OMB County Classifications

July 2016, updated July 2017

The maps below show the county classifications based on the Office of Management and Budget (OMB), which classifies metropolitan counties (“urban”) and nonmetropolitan counties (“rural”). Nonmetropolitan (rural) counties can be further split into two categories: micropolitan and noncore counties.

OMB Rural and Urban County Designations (2015)

This map of the United States shows counties classified as metropolitan, micropolitan, and noncore. A text description of this map is included in the webpage content.

Click on the map for a larger, downloadable and shareable version.

This map of the United States depicts urban and rural counties across America using the Office of Management and Budget classifications. In general, Metropolitan counties (1,236 counties) are more prevalent along both the Atlantic and Pacific coasts, and throughout the eastern and Midwestern states. Micropolitan (663 counties) and Noncore (1,334) counties are more common in the Northeast, parts of Northern Midwest, the Great Plains, and the Rocky Mountain region.

To browse or download the data this map was created with, use our Disability Counts Data Finder tool.

Map produced July 2017.

OMB Rural and Urban County Designations (2014)

This map of the United States shows counties classified as metropolitan, micropolitan, and noncore. A text description of this map is included in the webpage content.

Click on the map for a larger, downloadable and shareable version.

This map of the United States depicts urban and rural counties across America using the Office of Management and Budget classifications. In general, Metropolitan (1,235) counties are more prevalent along both the Atlantic and Pacific coasts, and throughout the eastern and Midwestern states. Micropolitan (646) and Noncore (1,339) counties are more common in the northeast, parts of northern Midwest, the Great Plains, and Rocky Mountains.

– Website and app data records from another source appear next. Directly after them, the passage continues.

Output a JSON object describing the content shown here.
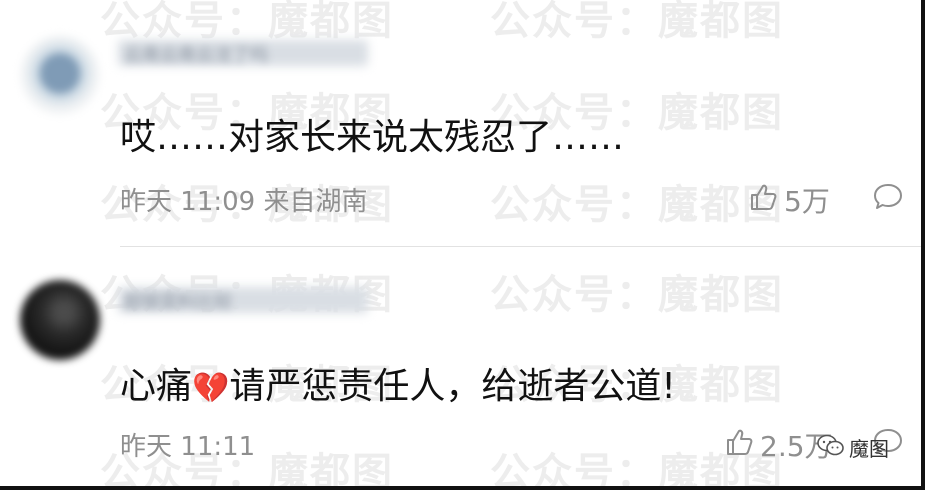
{
  "watermark": {
    "text": "公众号：魔都图"
  },
  "comments": [
    {
      "username": "云南云南云沈了吗",
      "content": "哎……对家长来说太残忍了……",
      "date": "昨天",
      "time": "11:09",
      "location": "来自湖南",
      "likes": "5万",
      "avatar_colors": [
        "#e9edf0",
        "#6d8aa8"
      ]
    },
    {
      "username": "超银菜料比较",
      "content_prefix": "心痛",
      "emoji": "💔",
      "content_suffix": "请严惩责任人，给逝者公道!",
      "date": "昨天",
      "time": "11:11",
      "likes": "2.5万",
      "avatar_colors": [
        "#3a3a3a",
        "#181818"
      ]
    }
  ],
  "badge": {
    "label": "魔图"
  },
  "colors": {
    "meta_text": "#8f8f8f",
    "content_text": "#111111",
    "watermark": "#ededed"
  }
}
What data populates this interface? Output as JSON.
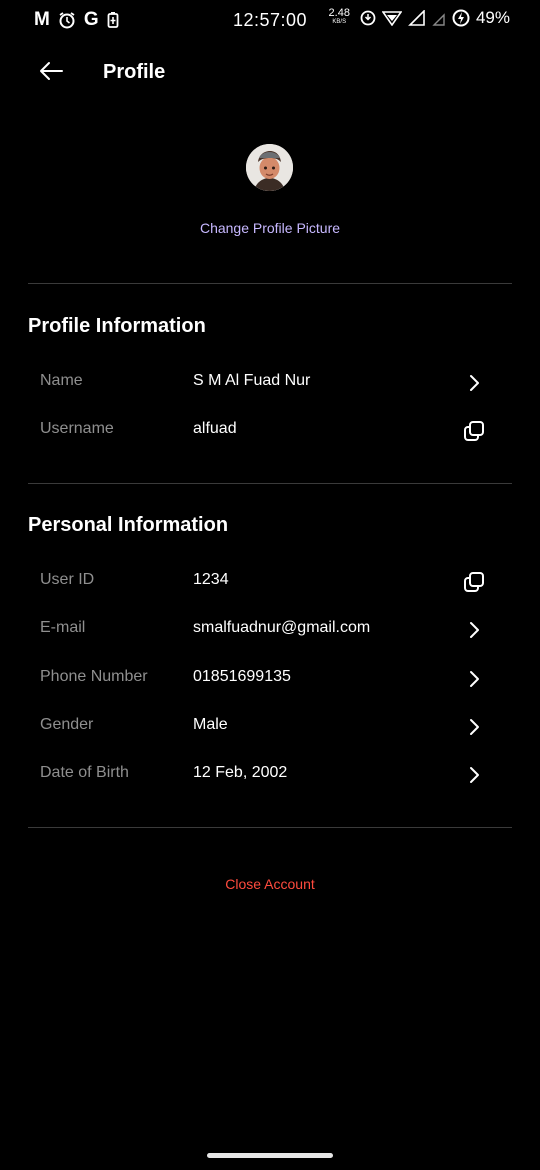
{
  "status_bar": {
    "left_icons": [
      "M",
      "G"
    ],
    "time": "12:57:00",
    "net_speed": "2.48",
    "net_unit": "KB/S",
    "battery": "49%"
  },
  "app_bar": {
    "title": "Profile"
  },
  "avatar": {
    "change_label": "Change Profile Picture"
  },
  "profile_section": {
    "title": "Profile Information",
    "rows": [
      {
        "label": "Name",
        "value": "S M Al Fuad Nur",
        "action_icon": "chevron-right-icon"
      },
      {
        "label": "Username",
        "value": "alfuad",
        "action_icon": "copy-icon"
      }
    ]
  },
  "personal_section": {
    "title": "Personal Information",
    "rows": [
      {
        "label": "User ID",
        "value": "1234",
        "action_icon": "copy-icon"
      },
      {
        "label": "E-mail",
        "value": "smalfuadnur@gmail.com",
        "action_icon": "chevron-right-icon"
      },
      {
        "label": "Phone Number",
        "value": "01851699135",
        "action_icon": "chevron-right-icon"
      },
      {
        "label": "Gender",
        "value": "Male",
        "action_icon": "chevron-right-icon"
      },
      {
        "label": "Date of Birth",
        "value": "12 Feb, 2002",
        "action_icon": "chevron-right-icon"
      }
    ]
  },
  "close_account": {
    "label": "Close Account"
  },
  "colors": {
    "accent_link": "#c7b8ff",
    "danger": "#ff4b3e",
    "label_gray": "#8f8f8f",
    "divider": "#3a3a3a"
  }
}
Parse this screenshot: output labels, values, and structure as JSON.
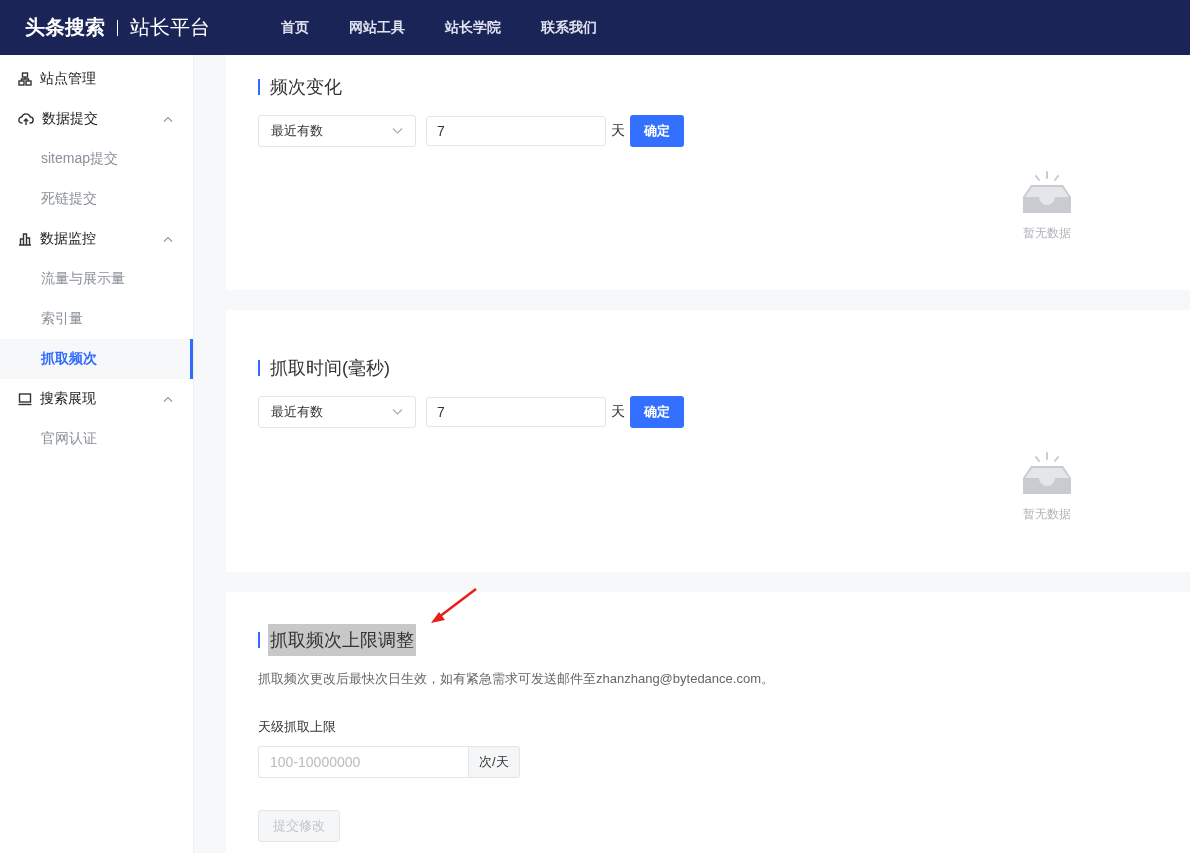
{
  "header": {
    "brand": "头条搜索",
    "product": "站长平台",
    "nav": [
      {
        "label": "首页"
      },
      {
        "label": "网站工具"
      },
      {
        "label": "站长学院"
      },
      {
        "label": "联系我们"
      }
    ]
  },
  "sidebar": {
    "items": [
      {
        "label": "站点管理"
      },
      {
        "label": "数据提交",
        "expanded": true,
        "children": [
          {
            "label": "sitemap提交",
            "selected": false
          },
          {
            "label": "死链提交",
            "selected": false
          }
        ]
      },
      {
        "label": "数据监控",
        "expanded": true,
        "children": [
          {
            "label": "流量与展示量",
            "selected": false
          },
          {
            "label": "索引量",
            "selected": false
          },
          {
            "label": "抓取频次",
            "selected": true
          }
        ]
      },
      {
        "label": "搜索展现",
        "expanded": true,
        "children": [
          {
            "label": "官网认证",
            "selected": false
          }
        ]
      }
    ]
  },
  "cards": [
    {
      "kind": "filter",
      "title": "频次变化",
      "select": "最近有数",
      "days": "7",
      "unit": "天",
      "button": "确定",
      "empty": "暂无数据"
    },
    {
      "kind": "filter",
      "title": "抓取时间(毫秒)",
      "select": "最近有数",
      "days": "7",
      "unit": "天",
      "button": "确定",
      "empty": "暂无数据"
    },
    {
      "kind": "limit",
      "title": "抓取频次上限调整",
      "highlighted": true,
      "note": "抓取频次更改后最快次日生效，如有紧急需求可发送邮件至zhanzhang@bytedance.com。",
      "field_label": "天级抓取上限",
      "placeholder": "100-10000000",
      "addon": "次/天",
      "submit": "提交修改",
      "submit_disabled": true
    }
  ]
}
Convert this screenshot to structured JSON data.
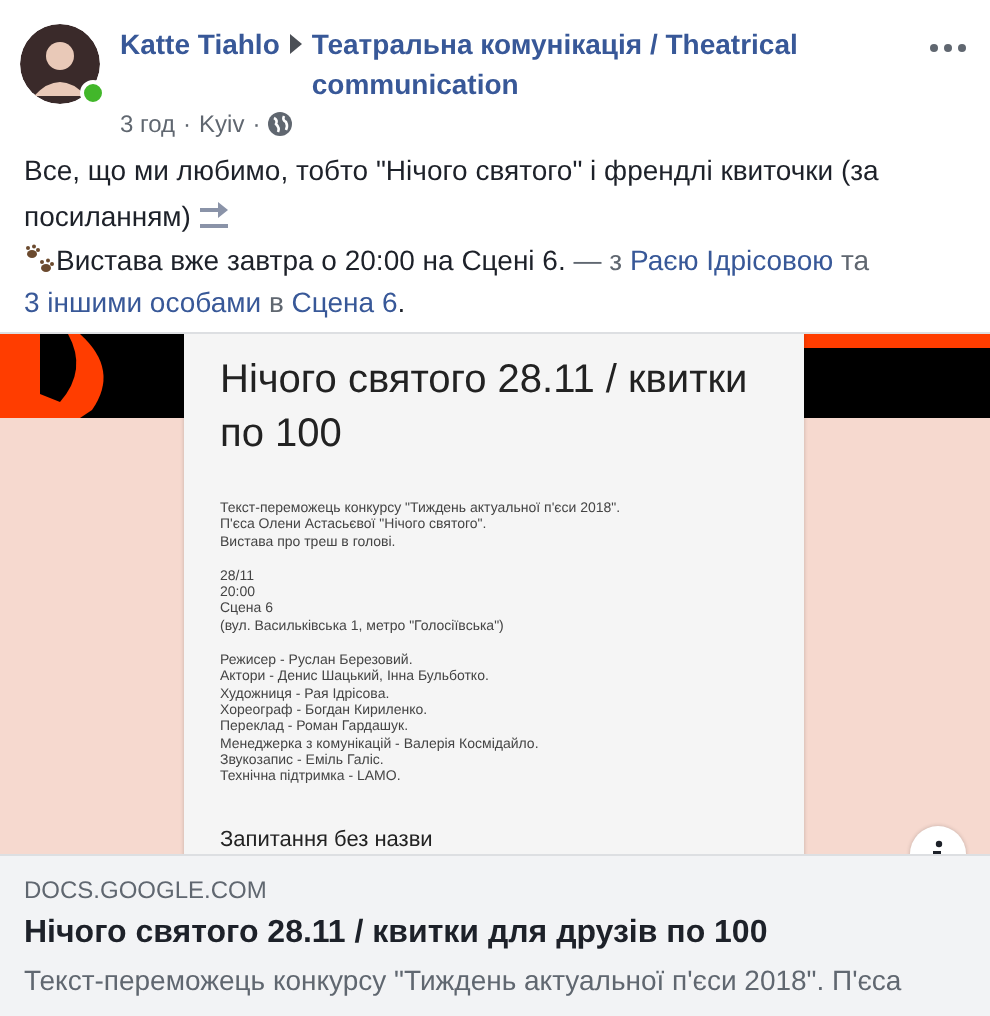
{
  "post": {
    "author": "Katte Tiahlo",
    "online": true,
    "group": "Театральна комунікація / Theatrical communication",
    "meta": [
      {
        "kind": "time",
        "text": "3 год"
      },
      {
        "kind": "separator",
        "text": "·"
      },
      {
        "kind": "location",
        "text": "Kyiv"
      },
      {
        "kind": "separator",
        "text": "·"
      },
      {
        "kind": "globe"
      }
    ],
    "paragraphs": [
      {
        "segments": [
          {
            "kind": "line",
            "text": "Все, що ми любимо, тобто \"Нічого святого\" і френдлі квиточки (за"
          },
          {
            "kind": "text",
            "text": "посиланням)"
          },
          {
            "kind": "soon-emoji"
          }
        ]
      },
      {
        "segments": [
          {
            "kind": "paw-emoji"
          },
          {
            "kind": "text",
            "text": "Вистава вже завтра о 20:00 на Сцені 6."
          },
          {
            "kind": "muted",
            "text": " — з "
          },
          {
            "kind": "link",
            "text": "Раєю Ідрісовою"
          },
          {
            "kind": "muted",
            "text": " та "
          },
          {
            "kind": "link",
            "text": "3 іншими особами"
          },
          {
            "kind": "muted",
            "text": " в "
          },
          {
            "kind": "link",
            "text": "Сцена 6"
          },
          {
            "kind": "text",
            "text": "."
          }
        ]
      }
    ]
  },
  "preview": {
    "document": {
      "title": "Нічого святого 28.11 / квитки по 100",
      "blocks": [
        {
          "lines": [
            "Текст-переможець конкурсу \"Тиждень актуальної п'єси 2018\".",
            "П'єса Олени Астасьєвої \"Нічого святого\".",
            "Вистава про треш в голові."
          ]
        },
        {
          "lines": [
            "28/11",
            "20:00",
            "Сцена 6",
            "(вул. Васильківська 1, метро \"Голосіївська\")"
          ]
        },
        {
          "lines": [
            "Режисер - Руслан Березовий.",
            "Актори - Денис Шацький, Інна Бульботко.",
            "Художниця - Рая Ідрісова.",
            "Хореограф - Богдан Кириленко.",
            "Переклад - Роман Гардашук.",
            "Менеджерка з комунікацій - Валерія Космідайло.",
            "Звукозапис - Еміль Галіс.",
            "Технічна підтримка - LAMO."
          ]
        }
      ],
      "question": "Запитання без назви"
    },
    "domain": "DOCS.GOOGLE.COM",
    "title": "Нічого святого 28.11 / квитки для друзів по 100",
    "description": "Текст-переможець конкурсу \"Тиждень актуальної п'єси 2018\". П'єса"
  }
}
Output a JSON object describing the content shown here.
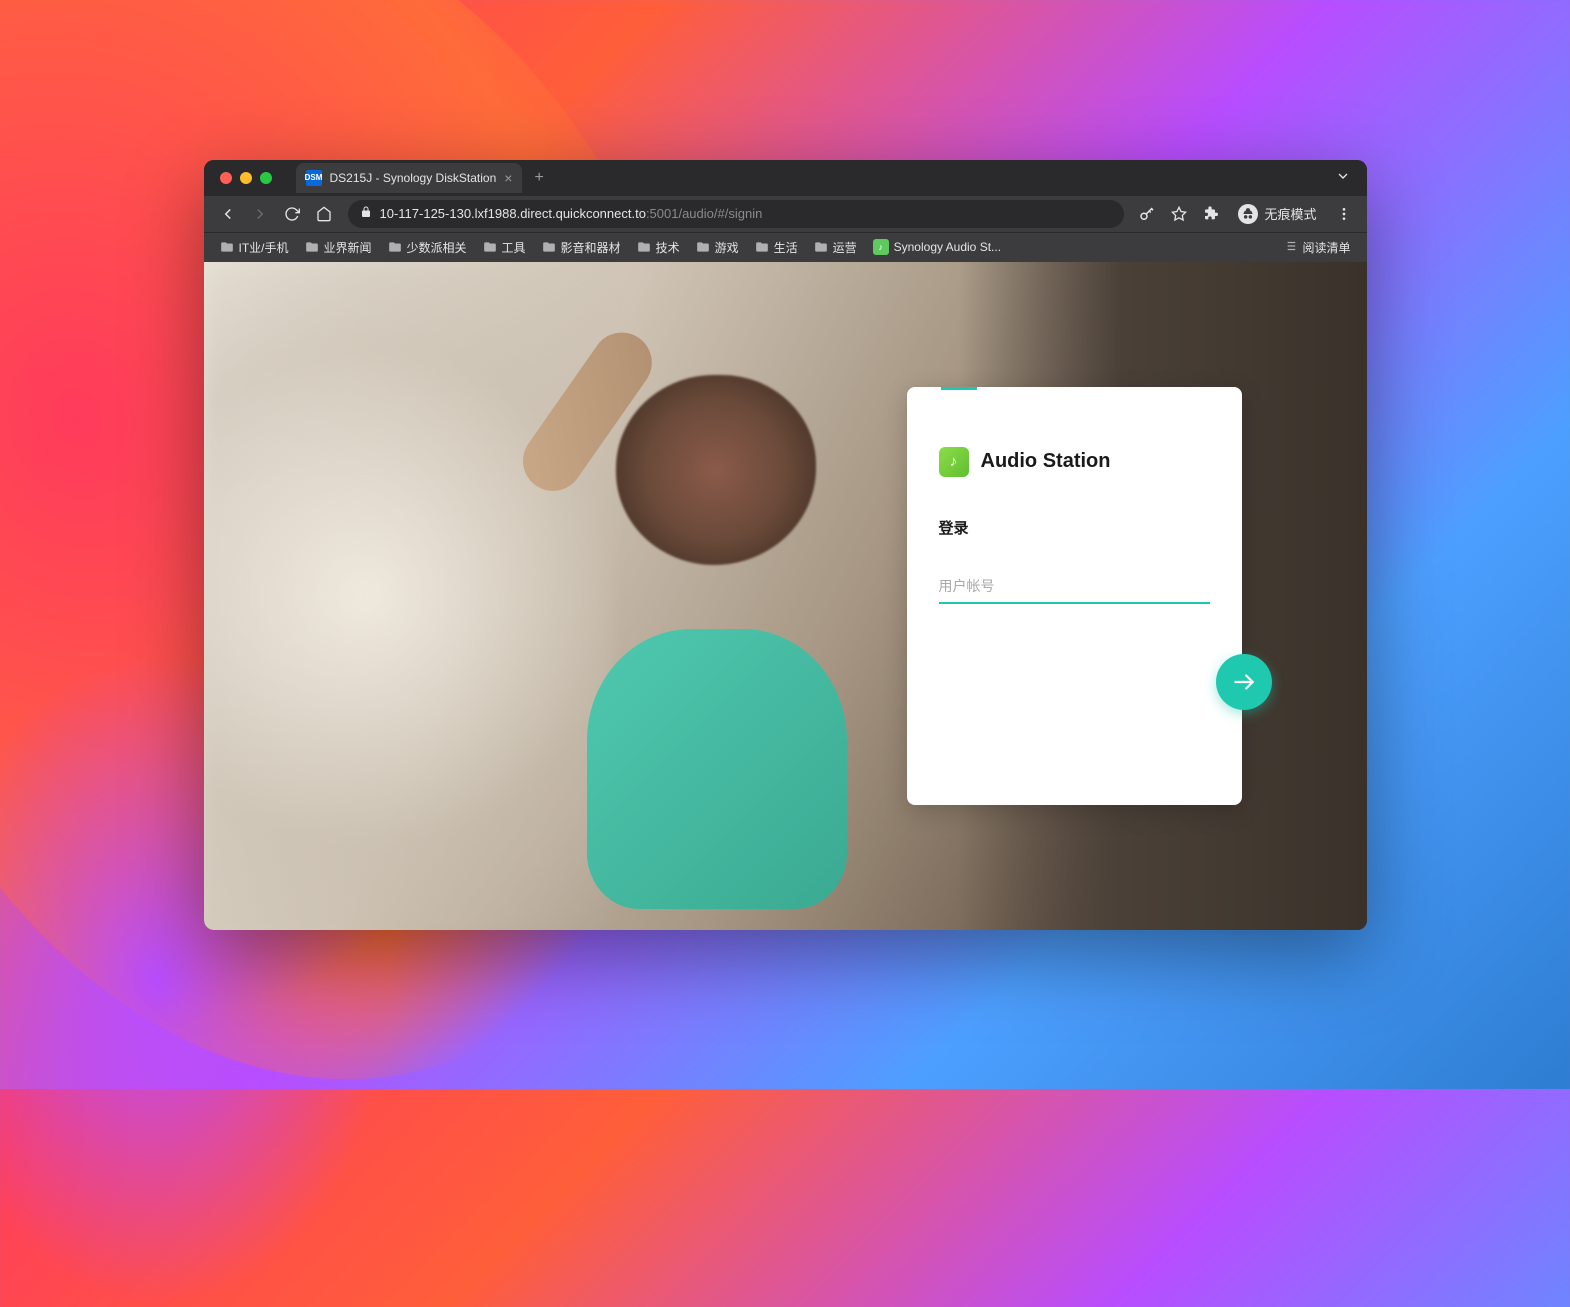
{
  "browser": {
    "tab": {
      "favicon_text": "DSM",
      "title": "DS215J - Synology DiskStation"
    },
    "url": {
      "domain": "10-117-125-130.lxf1988.direct.quickconnect.to",
      "path": ":5001/audio/#/signin"
    },
    "incognito_label": "无痕模式",
    "bookmarks": [
      "IT业/手机",
      "业界新闻",
      "少数派相关",
      "工具",
      "影音和器材",
      "技术",
      "游戏",
      "生活",
      "运营"
    ],
    "bookmark_app": "Synology Audio St...",
    "reading_list": "阅读清单"
  },
  "login": {
    "app_title": "Audio Station",
    "signin_label": "登录",
    "username_placeholder": "用户帐号",
    "username_value": ""
  },
  "colors": {
    "accent": "#1fc9b0",
    "app_icon": "#5fbf2e"
  }
}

Map produced by RTC:Rural, July 2016.

This work is part of the RTC:Rural Geography of Disability Project.